───── GIVEN RECORDS ─────
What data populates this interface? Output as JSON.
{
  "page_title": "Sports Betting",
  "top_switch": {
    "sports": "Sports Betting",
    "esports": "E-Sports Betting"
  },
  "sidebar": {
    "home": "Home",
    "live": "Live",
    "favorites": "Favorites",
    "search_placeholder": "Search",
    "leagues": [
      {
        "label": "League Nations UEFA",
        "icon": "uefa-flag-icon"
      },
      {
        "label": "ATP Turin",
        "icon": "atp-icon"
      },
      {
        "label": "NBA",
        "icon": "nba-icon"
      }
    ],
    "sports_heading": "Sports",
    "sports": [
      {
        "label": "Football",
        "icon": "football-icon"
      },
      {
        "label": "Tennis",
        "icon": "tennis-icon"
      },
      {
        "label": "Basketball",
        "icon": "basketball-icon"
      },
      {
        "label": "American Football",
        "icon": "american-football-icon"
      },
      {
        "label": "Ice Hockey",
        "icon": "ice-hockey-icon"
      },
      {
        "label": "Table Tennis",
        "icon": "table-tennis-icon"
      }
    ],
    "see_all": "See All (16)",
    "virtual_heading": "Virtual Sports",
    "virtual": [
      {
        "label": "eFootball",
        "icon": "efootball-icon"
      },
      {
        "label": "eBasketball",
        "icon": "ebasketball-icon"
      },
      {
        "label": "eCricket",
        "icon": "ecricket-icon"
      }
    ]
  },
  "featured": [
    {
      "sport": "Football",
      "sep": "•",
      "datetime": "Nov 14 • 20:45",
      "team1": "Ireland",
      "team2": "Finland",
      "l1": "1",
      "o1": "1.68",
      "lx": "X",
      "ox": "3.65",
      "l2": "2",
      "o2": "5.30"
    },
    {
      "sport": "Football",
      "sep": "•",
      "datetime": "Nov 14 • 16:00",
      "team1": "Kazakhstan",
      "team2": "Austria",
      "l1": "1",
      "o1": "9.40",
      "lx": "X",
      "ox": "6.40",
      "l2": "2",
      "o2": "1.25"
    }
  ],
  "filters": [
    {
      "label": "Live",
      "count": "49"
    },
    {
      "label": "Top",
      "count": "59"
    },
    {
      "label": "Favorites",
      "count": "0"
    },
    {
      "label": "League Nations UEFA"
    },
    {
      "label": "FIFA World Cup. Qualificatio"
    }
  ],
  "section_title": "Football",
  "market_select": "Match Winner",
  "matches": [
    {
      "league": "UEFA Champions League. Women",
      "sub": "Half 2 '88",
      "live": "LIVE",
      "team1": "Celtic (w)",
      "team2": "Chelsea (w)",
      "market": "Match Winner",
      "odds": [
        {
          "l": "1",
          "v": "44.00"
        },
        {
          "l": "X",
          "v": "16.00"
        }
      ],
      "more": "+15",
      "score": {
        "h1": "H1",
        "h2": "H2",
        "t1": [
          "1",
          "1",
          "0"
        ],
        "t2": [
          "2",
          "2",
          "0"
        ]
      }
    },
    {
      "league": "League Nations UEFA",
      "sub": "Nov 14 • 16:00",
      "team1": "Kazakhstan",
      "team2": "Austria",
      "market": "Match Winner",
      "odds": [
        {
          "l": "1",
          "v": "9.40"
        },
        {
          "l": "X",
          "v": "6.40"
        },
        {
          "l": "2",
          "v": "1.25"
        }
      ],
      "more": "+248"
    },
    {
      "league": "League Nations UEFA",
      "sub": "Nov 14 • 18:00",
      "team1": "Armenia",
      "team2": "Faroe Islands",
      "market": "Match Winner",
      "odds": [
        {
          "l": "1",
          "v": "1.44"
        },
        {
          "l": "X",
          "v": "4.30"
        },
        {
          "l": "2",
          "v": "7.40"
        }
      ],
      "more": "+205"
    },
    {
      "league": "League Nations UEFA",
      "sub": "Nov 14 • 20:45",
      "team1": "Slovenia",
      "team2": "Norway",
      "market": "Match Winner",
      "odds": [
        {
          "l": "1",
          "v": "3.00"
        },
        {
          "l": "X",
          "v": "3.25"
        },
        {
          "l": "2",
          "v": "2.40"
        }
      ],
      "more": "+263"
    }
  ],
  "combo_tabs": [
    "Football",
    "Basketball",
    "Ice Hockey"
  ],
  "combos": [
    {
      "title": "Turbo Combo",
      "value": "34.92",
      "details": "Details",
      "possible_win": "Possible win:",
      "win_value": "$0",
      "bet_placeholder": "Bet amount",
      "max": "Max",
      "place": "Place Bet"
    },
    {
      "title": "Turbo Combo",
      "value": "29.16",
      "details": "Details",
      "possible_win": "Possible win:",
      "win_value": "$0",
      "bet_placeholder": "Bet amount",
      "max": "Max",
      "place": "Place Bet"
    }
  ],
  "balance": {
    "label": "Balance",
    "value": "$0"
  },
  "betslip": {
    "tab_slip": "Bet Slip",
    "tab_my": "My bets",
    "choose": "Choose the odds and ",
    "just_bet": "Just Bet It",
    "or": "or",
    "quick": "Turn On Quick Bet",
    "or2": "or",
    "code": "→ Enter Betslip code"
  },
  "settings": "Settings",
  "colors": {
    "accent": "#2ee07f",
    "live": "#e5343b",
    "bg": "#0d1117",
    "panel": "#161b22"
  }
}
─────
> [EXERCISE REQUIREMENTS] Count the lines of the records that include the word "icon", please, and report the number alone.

> [SOLUTION TO THIS PROBLEM] 12